War of the Rebellion: Serial 050 Page 0907 Chapter XLII. THE CHICKAMAUGA CAMPAIGN.

Search Civil War Official Records

crossing the Tennessee River on the 2nd instant, to the time of our arrival at Chattanooga.

We crossed the river on the 2nd day of September, and moved in the direction of Winston's Gap, arriving at that place on the 6th. Here we left our extra horses, wagons,&c., and crossed the mountain into Broomtown Valley.

My brigade was not actively engaged with the enemy during the march, although supporting the First Brigade in several sharp skirmishes. We returned to Winston's and remained in camp one day and moved with our transportation up the mountain to McLemore's Cove, arriving the head of the cove on the night of the 18th.

On the morning of the 19th, we marched in the rear or First Brigade down the cove and met the division supply train near Stevens' Gap. Soon after crossing West Chickamauga Creek, about 1 mile from Stevens' Gap, the rear of the supply train was attacked by the enemy's cavalry, consisting of about four regiments and two pieces of artillery. The Second Indiana Cavalry, under command of Major Presdee, being in the rear, immediately formed in line and repulsed the first attack.

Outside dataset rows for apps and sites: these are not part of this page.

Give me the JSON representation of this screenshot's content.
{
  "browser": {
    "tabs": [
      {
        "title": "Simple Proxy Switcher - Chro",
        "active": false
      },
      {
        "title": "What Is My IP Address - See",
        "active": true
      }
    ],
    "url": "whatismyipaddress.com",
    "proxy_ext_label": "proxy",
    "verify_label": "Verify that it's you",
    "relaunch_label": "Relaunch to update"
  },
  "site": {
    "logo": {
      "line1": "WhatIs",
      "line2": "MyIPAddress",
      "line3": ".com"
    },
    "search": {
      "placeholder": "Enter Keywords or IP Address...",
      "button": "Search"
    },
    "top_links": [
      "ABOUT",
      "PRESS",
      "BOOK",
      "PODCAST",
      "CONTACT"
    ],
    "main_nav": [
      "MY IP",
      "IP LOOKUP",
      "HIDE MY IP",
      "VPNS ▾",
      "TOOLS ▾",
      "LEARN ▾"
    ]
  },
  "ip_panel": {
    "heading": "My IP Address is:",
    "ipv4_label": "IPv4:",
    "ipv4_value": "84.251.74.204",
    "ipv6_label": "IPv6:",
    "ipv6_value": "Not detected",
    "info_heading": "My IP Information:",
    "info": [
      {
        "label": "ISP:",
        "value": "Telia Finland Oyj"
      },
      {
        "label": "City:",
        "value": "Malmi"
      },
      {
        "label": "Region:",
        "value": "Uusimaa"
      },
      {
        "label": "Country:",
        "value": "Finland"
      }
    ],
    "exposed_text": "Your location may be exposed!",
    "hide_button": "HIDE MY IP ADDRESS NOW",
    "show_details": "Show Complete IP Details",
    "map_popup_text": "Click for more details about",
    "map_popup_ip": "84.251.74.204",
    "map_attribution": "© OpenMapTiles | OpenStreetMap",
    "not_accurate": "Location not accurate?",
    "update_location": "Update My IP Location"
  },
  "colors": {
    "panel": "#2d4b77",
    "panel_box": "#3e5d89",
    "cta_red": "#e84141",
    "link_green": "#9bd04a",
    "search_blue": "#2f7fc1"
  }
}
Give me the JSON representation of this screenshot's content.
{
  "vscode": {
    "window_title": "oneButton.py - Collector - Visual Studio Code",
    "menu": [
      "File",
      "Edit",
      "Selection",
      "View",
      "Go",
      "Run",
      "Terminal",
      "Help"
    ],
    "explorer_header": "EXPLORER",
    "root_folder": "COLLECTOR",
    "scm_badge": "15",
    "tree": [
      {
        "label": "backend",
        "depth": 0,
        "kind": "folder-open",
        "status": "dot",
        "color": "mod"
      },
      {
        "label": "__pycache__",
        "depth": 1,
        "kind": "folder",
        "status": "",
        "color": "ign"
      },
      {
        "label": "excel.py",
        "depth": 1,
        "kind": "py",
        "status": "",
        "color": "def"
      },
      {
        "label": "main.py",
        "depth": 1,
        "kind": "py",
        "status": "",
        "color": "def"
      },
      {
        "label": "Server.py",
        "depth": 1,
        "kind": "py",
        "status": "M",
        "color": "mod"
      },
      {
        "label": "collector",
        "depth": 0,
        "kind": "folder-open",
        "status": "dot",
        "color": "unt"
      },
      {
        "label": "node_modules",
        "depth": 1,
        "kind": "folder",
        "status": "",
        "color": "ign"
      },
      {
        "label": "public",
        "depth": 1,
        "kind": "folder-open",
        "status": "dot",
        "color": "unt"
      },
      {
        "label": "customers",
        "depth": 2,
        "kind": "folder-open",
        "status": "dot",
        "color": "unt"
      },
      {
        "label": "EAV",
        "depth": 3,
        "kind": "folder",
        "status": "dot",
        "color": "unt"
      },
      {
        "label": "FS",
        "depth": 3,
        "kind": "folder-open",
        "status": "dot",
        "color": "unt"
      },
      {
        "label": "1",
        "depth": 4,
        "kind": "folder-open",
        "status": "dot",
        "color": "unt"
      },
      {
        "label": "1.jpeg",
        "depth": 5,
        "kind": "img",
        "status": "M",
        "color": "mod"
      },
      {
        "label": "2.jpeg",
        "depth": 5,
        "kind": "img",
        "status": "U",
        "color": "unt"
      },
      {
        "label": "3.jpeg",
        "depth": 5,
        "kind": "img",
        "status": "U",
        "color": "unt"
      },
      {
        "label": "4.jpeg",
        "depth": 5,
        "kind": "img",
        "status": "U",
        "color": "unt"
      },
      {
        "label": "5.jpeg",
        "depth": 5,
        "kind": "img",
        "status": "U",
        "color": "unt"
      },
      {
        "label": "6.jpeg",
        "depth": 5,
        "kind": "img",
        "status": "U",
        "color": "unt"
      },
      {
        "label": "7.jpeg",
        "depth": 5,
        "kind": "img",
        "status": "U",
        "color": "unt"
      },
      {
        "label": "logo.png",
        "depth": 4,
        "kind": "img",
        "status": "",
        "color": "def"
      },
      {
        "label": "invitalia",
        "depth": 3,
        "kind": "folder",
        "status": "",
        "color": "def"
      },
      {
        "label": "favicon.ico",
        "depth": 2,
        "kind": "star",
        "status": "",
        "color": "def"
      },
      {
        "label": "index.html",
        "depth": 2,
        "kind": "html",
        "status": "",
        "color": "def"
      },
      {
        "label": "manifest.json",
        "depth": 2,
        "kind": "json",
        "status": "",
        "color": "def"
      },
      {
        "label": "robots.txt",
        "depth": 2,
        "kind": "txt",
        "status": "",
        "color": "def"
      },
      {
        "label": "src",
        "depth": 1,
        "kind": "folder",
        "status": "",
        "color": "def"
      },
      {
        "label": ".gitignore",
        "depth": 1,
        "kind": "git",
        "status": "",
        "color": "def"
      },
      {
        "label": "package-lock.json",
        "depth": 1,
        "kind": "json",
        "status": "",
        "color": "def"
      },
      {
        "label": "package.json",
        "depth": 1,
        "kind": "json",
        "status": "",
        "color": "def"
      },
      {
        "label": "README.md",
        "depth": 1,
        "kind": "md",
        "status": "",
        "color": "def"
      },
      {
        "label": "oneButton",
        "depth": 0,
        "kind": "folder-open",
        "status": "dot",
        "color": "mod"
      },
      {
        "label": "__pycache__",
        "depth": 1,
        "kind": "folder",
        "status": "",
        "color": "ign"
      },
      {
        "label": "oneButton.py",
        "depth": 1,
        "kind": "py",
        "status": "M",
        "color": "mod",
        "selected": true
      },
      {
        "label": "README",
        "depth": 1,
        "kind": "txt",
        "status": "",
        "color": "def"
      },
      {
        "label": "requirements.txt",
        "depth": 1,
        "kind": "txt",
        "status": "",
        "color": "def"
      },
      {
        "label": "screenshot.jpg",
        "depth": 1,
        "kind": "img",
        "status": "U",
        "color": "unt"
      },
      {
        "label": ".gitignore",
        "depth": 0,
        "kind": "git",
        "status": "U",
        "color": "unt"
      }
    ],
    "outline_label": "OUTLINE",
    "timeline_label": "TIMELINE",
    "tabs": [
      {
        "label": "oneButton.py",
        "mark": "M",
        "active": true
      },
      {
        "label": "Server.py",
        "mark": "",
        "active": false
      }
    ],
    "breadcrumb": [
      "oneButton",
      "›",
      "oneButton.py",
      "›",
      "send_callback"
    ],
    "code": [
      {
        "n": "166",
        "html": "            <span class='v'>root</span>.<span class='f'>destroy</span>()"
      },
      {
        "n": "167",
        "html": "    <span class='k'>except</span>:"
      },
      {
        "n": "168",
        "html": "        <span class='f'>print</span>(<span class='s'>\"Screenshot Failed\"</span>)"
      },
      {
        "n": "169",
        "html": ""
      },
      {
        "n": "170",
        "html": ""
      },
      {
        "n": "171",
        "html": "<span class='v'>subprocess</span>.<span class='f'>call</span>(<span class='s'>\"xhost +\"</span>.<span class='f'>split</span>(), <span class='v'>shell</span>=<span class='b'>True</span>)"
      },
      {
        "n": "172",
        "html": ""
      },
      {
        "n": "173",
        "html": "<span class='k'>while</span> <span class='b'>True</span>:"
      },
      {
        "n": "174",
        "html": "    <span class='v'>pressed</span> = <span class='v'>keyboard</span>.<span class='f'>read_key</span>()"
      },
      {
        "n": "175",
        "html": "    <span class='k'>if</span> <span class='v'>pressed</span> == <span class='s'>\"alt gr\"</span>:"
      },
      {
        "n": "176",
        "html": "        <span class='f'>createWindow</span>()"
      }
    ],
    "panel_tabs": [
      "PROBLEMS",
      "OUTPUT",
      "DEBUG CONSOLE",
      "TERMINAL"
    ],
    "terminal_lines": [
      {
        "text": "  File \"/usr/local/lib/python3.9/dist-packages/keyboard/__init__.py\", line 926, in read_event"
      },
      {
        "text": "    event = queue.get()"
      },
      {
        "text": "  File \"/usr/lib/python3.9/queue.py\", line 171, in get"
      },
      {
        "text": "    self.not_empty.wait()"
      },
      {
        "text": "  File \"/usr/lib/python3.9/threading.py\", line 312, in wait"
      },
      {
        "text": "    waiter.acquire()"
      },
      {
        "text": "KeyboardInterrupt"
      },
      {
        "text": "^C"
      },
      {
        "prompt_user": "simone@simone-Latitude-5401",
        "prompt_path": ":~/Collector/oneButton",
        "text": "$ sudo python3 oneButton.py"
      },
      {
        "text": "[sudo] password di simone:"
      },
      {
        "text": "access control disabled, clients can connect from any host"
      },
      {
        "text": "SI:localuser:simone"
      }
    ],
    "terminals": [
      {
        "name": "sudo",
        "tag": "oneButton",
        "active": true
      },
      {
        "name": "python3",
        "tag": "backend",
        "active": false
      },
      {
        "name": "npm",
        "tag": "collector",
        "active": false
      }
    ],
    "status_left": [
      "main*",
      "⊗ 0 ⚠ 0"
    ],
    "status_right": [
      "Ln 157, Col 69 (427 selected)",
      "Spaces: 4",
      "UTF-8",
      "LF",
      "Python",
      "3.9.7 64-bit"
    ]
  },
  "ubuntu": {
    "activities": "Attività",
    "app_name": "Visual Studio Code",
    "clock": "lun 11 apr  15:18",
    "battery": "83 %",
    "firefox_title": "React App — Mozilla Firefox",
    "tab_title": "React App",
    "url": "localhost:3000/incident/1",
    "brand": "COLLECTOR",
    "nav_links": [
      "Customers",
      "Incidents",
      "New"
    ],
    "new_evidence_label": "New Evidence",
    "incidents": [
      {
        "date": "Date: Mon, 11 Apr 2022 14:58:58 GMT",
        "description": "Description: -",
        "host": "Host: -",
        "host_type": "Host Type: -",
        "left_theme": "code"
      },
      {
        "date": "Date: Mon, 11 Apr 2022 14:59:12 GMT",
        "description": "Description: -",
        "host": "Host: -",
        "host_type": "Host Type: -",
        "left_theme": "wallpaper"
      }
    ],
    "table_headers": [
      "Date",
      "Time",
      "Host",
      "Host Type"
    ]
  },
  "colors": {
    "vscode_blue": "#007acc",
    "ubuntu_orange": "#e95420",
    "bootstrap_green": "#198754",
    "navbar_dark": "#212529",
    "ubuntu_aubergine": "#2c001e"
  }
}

The First Wisconsin Cavalry and the Fourth Indiana Cavalry were sent to support the Second Indiana Cavalry, and after a spirited skirmish of about one hour repulsed the enemy and brought the train through in safety.

on the morning of the 20th, the brigade was formed in line near Crawfish Spring and continued skirmishing with the enemy until 4 o'clock, when we were ordered to fall back to Dry Valley.

On the morning of the 21st, I was ordered to send a detachment to open communication with Major-General McCook near Rossville, which was accomplished about 10 a.m. My brigade was formed as follows: First Wisconsin on the left flank, Second Indiana left of center, Second East Tennessee on the left of First Brigade, Fourth Indiana on a reserve to support Lieutenant Newell's battery. About 10 o'clock a sharp skirmish commenced on the left of the line, and a strong effort was made by the enemy to cut off communication between us and the infantry. The attack was promptly repelled by the First Wisconsin, and after two or three attempts, the enemy retired. We remained at this point until daylight the next morning, when we fell back to Chattanooga with the Fourth Indiana and Second East Tennessee. The Second Indiana and First Wisconsin were under the immediate command of Brigadier-General Mitchell on the morning of the 22nd, and I cannot report the result of the skirmish during the retreat.

The following is the report of the casualties:*

I am under many obligations to regimental commanders and officers for the prompt and energetic manner with which they obeyed all orders given, and especially to the soldiers for their bravery and endurance during the long and tedious march.

I am also under obligations to my staff for the promptness with which they executed my orders during the different engagements, also my orderlies for their bravery in carrying dispatches.

I am, colonel, your obedient servant,

D. M. RAY,

Colonel, Commanding Second Brigade.

Colonel E. M. McCOOK,

Commanding Cavalry Division.

---------------

*Nominal list omitted; see revised statement, p.178.

---------------